Wednesday, December 26, 2012

Tips for Facilitating a User Story Mapping Session

In an earlier post I described how to create a user story map. Here are a few additional tips that you might find helpful.

Tip #1. Silent Brainstorming isn't mandatory. 
While using silent brainstorming is great for creating a map, you don't always need to use it. Sometimes you may find yourself in a situation where a full set of requirements has been written or the app is a re-write of an existing and well known application. In those cases I often skip the silent brainstorming and create the map from the existing documentation. Of course, I still do this with the team.

Tip #2. For your first map, reference the email map.
When you are creating your first map you may find that some people have difficulty finding the right level of detail for the second row in the map ("things people do" - the user tasks). In order to reduce the confusion walk them through the first two rows of the email map first. You can simply write the basic map on a few post-its as an example:

Finally, as they are writing their 'things people do', walk around and take a look at what they are writing. Encourage them when they are writing the correct level of detail ("Compose Email") and ask questions when they are getting into too much detail ("Set an email to High Priority").

Tip #3. Tear horizontally, not vertically
There are two ways to tear a post-it note off of the pad. If you tear it off horizontally (left to right or right to left) the post-it note will lie flat when it is stuck onto the wall. If you tear it off vertically (bottom to top) then it will have a curl.

Tip #4. Big Post-its
Quite often it isn't possible to create your map in the team room. If this is true for you then create your map on the large 3M Easel pads so that it can be transferred back to the team room.

Tip #5. Use name brand post-its
Post-its made by 3M seem to stick longer than other brands.


  1. Still wondering where will i write user stories with a standard format of "As a i want to so that " where do we put such stories on the map and also the confirmation. is it at the back of the card?

    1. Story maps themselves are more for planning, and do not include too much detail. Therefore, you can write them in that format, but bear in mind that stories in a story map are not detailed enough for a developer to work.
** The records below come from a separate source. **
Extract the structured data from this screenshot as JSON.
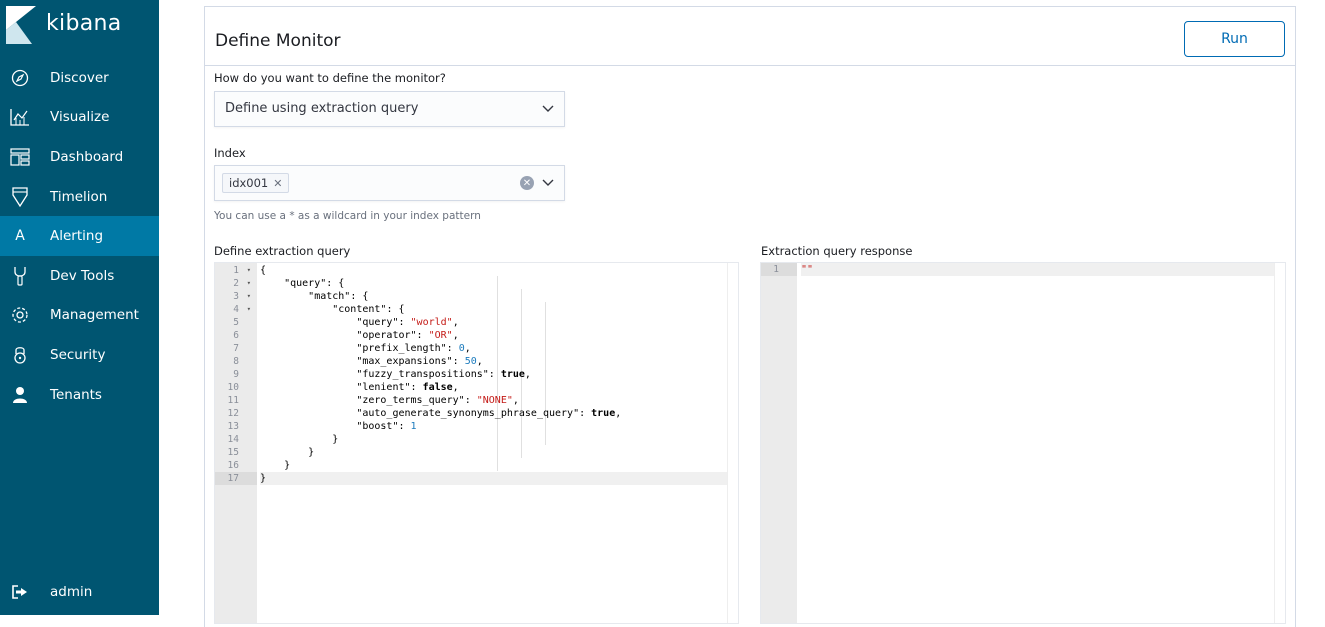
{
  "sidebar": {
    "brand": "kibana",
    "items": [
      {
        "label": "Discover",
        "icon": "compass-icon"
      },
      {
        "label": "Visualize",
        "icon": "visualize-icon"
      },
      {
        "label": "Dashboard",
        "icon": "dashboard-icon"
      },
      {
        "label": "Timelion",
        "icon": "timelion-icon"
      },
      {
        "label": "Alerting",
        "icon": "alerting-letter-icon",
        "active": true,
        "glyph": "A"
      },
      {
        "label": "Dev Tools",
        "icon": "wrench-icon"
      },
      {
        "label": "Management",
        "icon": "gear-icon"
      },
      {
        "label": "Security",
        "icon": "lock-icon"
      },
      {
        "label": "Tenants",
        "icon": "user-icon"
      }
    ],
    "user": {
      "label": "admin",
      "icon": "logout-icon"
    }
  },
  "panel": {
    "title": "Define Monitor",
    "run_label": "Run",
    "define_question": "How do you want to define the monitor?",
    "define_value": "Define using extraction query",
    "index_label": "Index",
    "index_chip": "idx001",
    "index_help": "You can use a * as a wildcard in your index pattern",
    "query_label": "Define extraction query",
    "response_label": "Extraction query response"
  },
  "query_lines": [
    "{",
    "    \"query\": {",
    "        \"match\": {",
    "            \"content\": {",
    "                \"query\": \"world\",",
    "                \"operator\": \"OR\",",
    "                \"prefix_length\": 0,",
    "                \"max_expansions\": 50,",
    "                \"fuzzy_transpositions\": true,",
    "                \"lenient\": false,",
    "                \"zero_terms_query\": \"NONE\",",
    "                \"auto_generate_synonyms_phrase_query\": true,",
    "                \"boost\": 1",
    "            }",
    "        }",
    "    }",
    "}"
  ],
  "response_lines": [
    "\"\""
  ],
  "colors": {
    "sidebar": "#005571",
    "active": "#0079a5",
    "primary": "#006bb4"
  }
}
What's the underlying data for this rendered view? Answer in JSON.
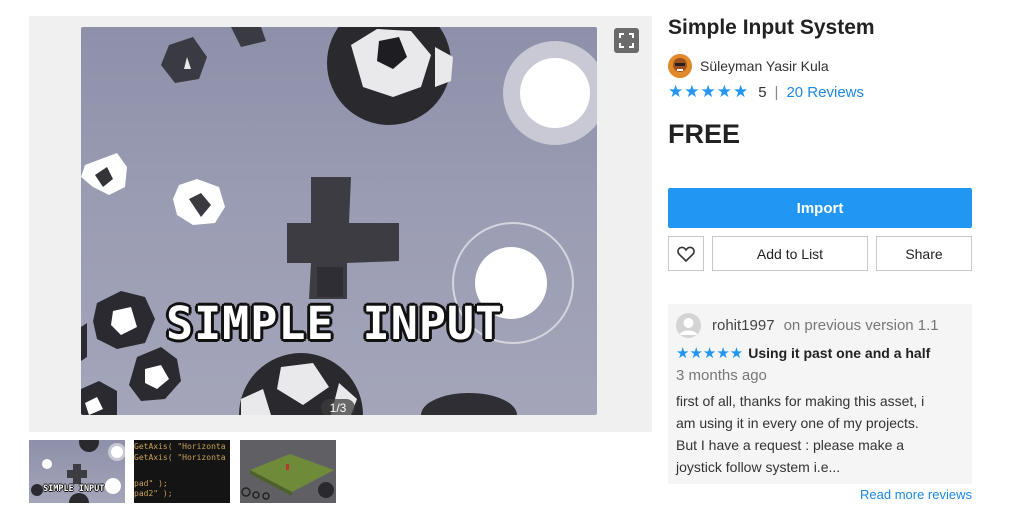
{
  "product": {
    "title": "Simple Input System",
    "publisher": "Süleyman Yasir Kula",
    "rating_value": "5",
    "reviews_link": "20 Reviews",
    "price": "FREE"
  },
  "gallery": {
    "hero_text": "SIMPLE INPUT",
    "counter": "1/3",
    "thumbnails": [
      {
        "label": "SIMPLE INPUT"
      },
      {
        "code_lines": [
          "GetAxis( \"Horizonta",
          "GetAxis( \"Horizonta",
          "",
          "pad\" );",
          "pad2\" );"
        ]
      },
      {}
    ]
  },
  "actions": {
    "import_label": "Import",
    "add_to_list_label": "Add to List",
    "share_label": "Share"
  },
  "review": {
    "user": "rohit1997",
    "version": "on previous version 1.1",
    "stars": "★★★★★",
    "headline": "Using it past one and a half",
    "date": "3 months ago",
    "body_lines": [
      "first of all, thanks for making this asset, i",
      "am using it in every one of my projects.",
      "But I have a request : please make a",
      "joystick follow system i.e..."
    ],
    "read_more": "Read more reviews"
  },
  "colors": {
    "accent": "#2196f3",
    "link": "#1e88e5"
  }
}
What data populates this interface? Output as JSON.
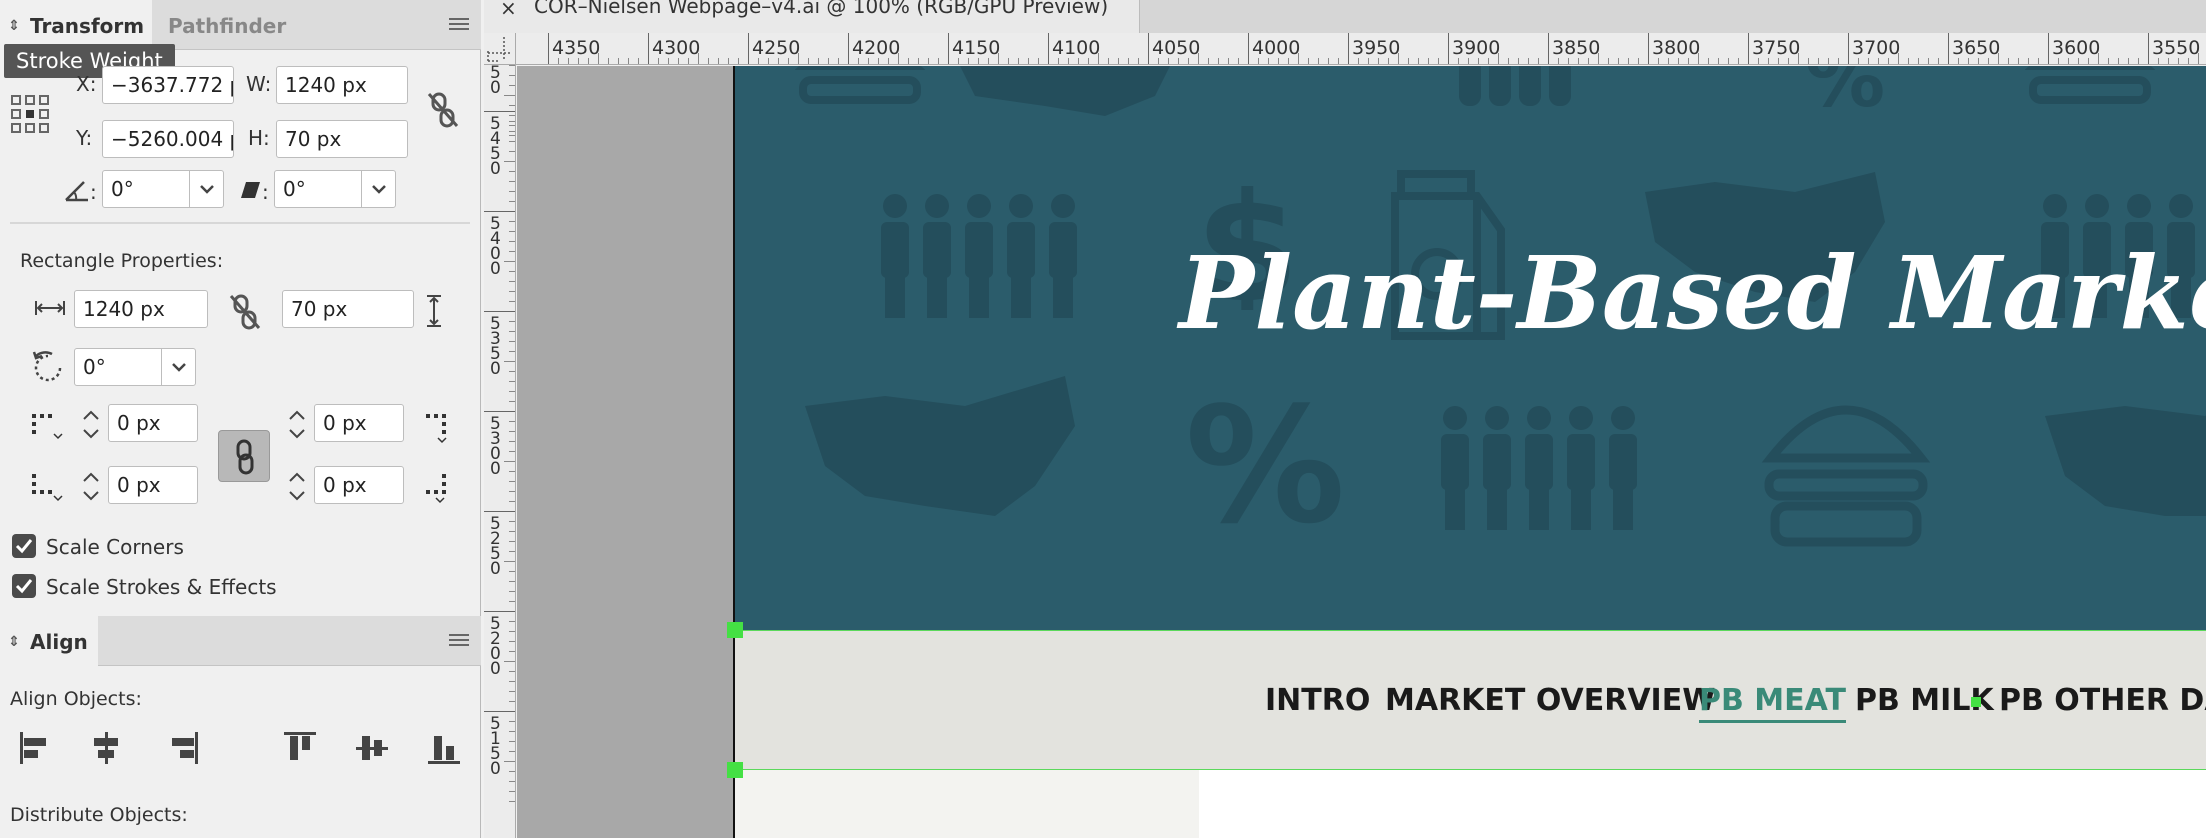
{
  "panel": {
    "tabs": [
      "Transform",
      "Pathfinder"
    ],
    "tooltip": "Stroke Weight",
    "x_label": "X:",
    "x_value": "−3637.772 p",
    "y_label": "Y:",
    "y_value": "−5260.004 p",
    "w_label": "W:",
    "w_value": "1240 px",
    "h_label": "H:",
    "h_value": "70 px",
    "angle_label": ":",
    "angle_value": "0°",
    "shear_label": ":",
    "shear_value": "0°",
    "rect_props_label": "Rectangle Properties:",
    "rect_w_value": "1240 px",
    "rect_h_value": "70 px",
    "rect_rotate_value": "0°",
    "corner_tl_value": "0 px",
    "corner_tr_value": "0 px",
    "corner_bl_value": "0 px",
    "corner_br_value": "0 px",
    "scale_corners_label": "Scale Corners",
    "scale_strokes_label": "Scale Strokes & Effects",
    "align_tab": "Align",
    "align_objects_label": "Align Objects:",
    "distribute_objects_label": "Distribute Objects:"
  },
  "document": {
    "tab_title": "COR–Nielsen Webpage–v4.ai @ 100% (RGB/GPU Preview)",
    "close_glyph": "×",
    "hruler_labels": [
      "4350",
      "4300",
      "4250",
      "4200",
      "4150",
      "4100",
      "4050",
      "4000",
      "3950",
      "3900",
      "3850",
      "3800",
      "3750",
      "3700",
      "3650",
      "3600",
      "3550"
    ],
    "vruler_labels": [
      [
        "5",
        "5",
        "0"
      ],
      [
        "5",
        "4",
        "5",
        "0"
      ],
      [
        "5",
        "4",
        "0",
        "0"
      ],
      [
        "5",
        "3",
        "5",
        "0"
      ],
      [
        "5",
        "3",
        "0",
        "0"
      ],
      [
        "5",
        "2",
        "5",
        "0"
      ],
      [
        "5",
        "2",
        "0",
        "0"
      ],
      [
        "5",
        "1",
        "5",
        "0"
      ]
    ],
    "hero_title": "Plant-Based Market",
    "nav": [
      "INTRO",
      "MARKET OVERVIEW",
      "PB MEAT",
      "PB MILK",
      "PB OTHER DAIR"
    ],
    "nav_active_index": 2
  },
  "colors": {
    "hero_bg": "#2b5c6b",
    "hero_icon": "#244e5c",
    "nav_bg": "#e3e3de",
    "nav_active": "#3a8a78",
    "selection": "#44e044",
    "pasteboard": "#a8a8a8"
  }
}
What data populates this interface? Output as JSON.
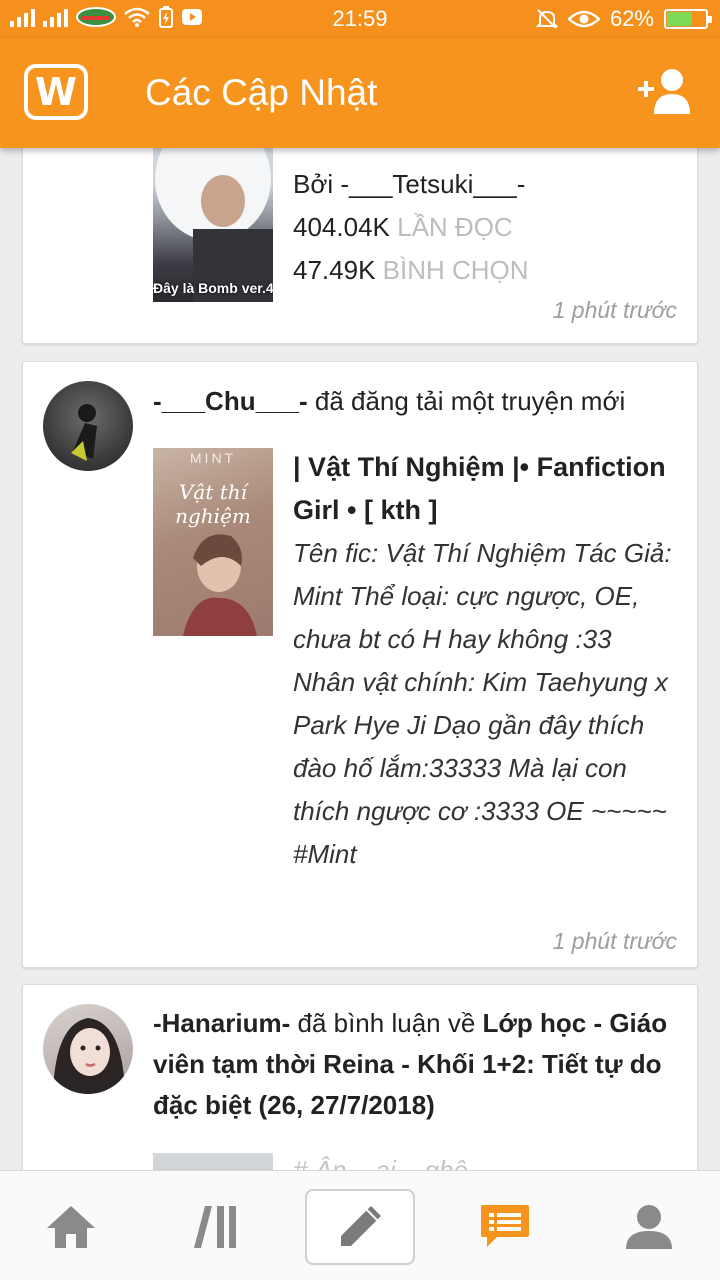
{
  "status": {
    "carrier": "VIETTEL",
    "time": "21:59",
    "battery": "62%"
  },
  "appbar": {
    "logo_letter": "W",
    "title": "Các Cập Nhật"
  },
  "cards": [
    {
      "author": "-___Tetsuki___-",
      "by_line": "Bởi -___Tetsuki___-",
      "reads_value": "404.04K",
      "reads_label": "LẦN ĐỌC",
      "votes_value": "47.49K",
      "votes_label": "BÌNH CHỌN",
      "cover_caption": "Đây là Bomb ver.4",
      "time": "1 phút trước"
    },
    {
      "user": "-___Chu___-",
      "action": "đã đăng tải một truyện mới",
      "cover_label_top": "MINT",
      "cover_title": "Vật thí nghiệm",
      "story_title": "| Vật Thí Nghiệm |• Fanfiction Girl • [ kth ]",
      "description": "Tên fic: Vật Thí Nghiệm Tác Giả: Mint Thể loại: cực ngược, OE, chưa bt có H hay không :33 Nhân vật chính: Kim Taehyung x Park Hye Ji Dạo gần đây thích đào hố lắm:33333 Mà lại con thích ngược cơ :3333 OE ~~~~~ #Mint",
      "time": "1 phút trước"
    },
    {
      "user": "-Hanarium-",
      "action": "đã bình luận về",
      "target": "Lớp học - Giáo viên tạm thời Reina - Khối 1+2: Tiết tự do đặc biệt (26, 27/7/2018)",
      "partial_text": "# Ân ...ai ...ghệ ..."
    }
  ],
  "nav": [
    "home-icon",
    "library-icon",
    "write-icon",
    "messages-icon",
    "profile-icon"
  ],
  "colors": {
    "brand": "#f7941d",
    "statusbar": "#f5901c"
  }
}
You will probably end up breaking these stories down further and adding greater detail when the team pulls them into their current work.

  2. Hi Paul,

    The yellow post-its in the example map are the user stories. You can absolutely write them in the "As a.." format if that is helpful to you and your team.

    In the examples, I describe each story with as few words as possible. If you are using the "As a" format, you could consider this a "title" for your story. Using fewer words makes it easier to visually scan and find the story you are looking for in the map.

  3. I dont know... For me, the orange are EPICs, the blue are the stories and the yellow would be the tasks, I dont plan that early...

    For example, if my project is a configurator:
    One activity is "configuration"
    One story is "choose a product" (one screen with a slider of 5 products)
    A task would be like "create data model"

    What would it be the way you explained it?
    configuration -> choose a product -> ??? -> create data model

    Why you add this additional level?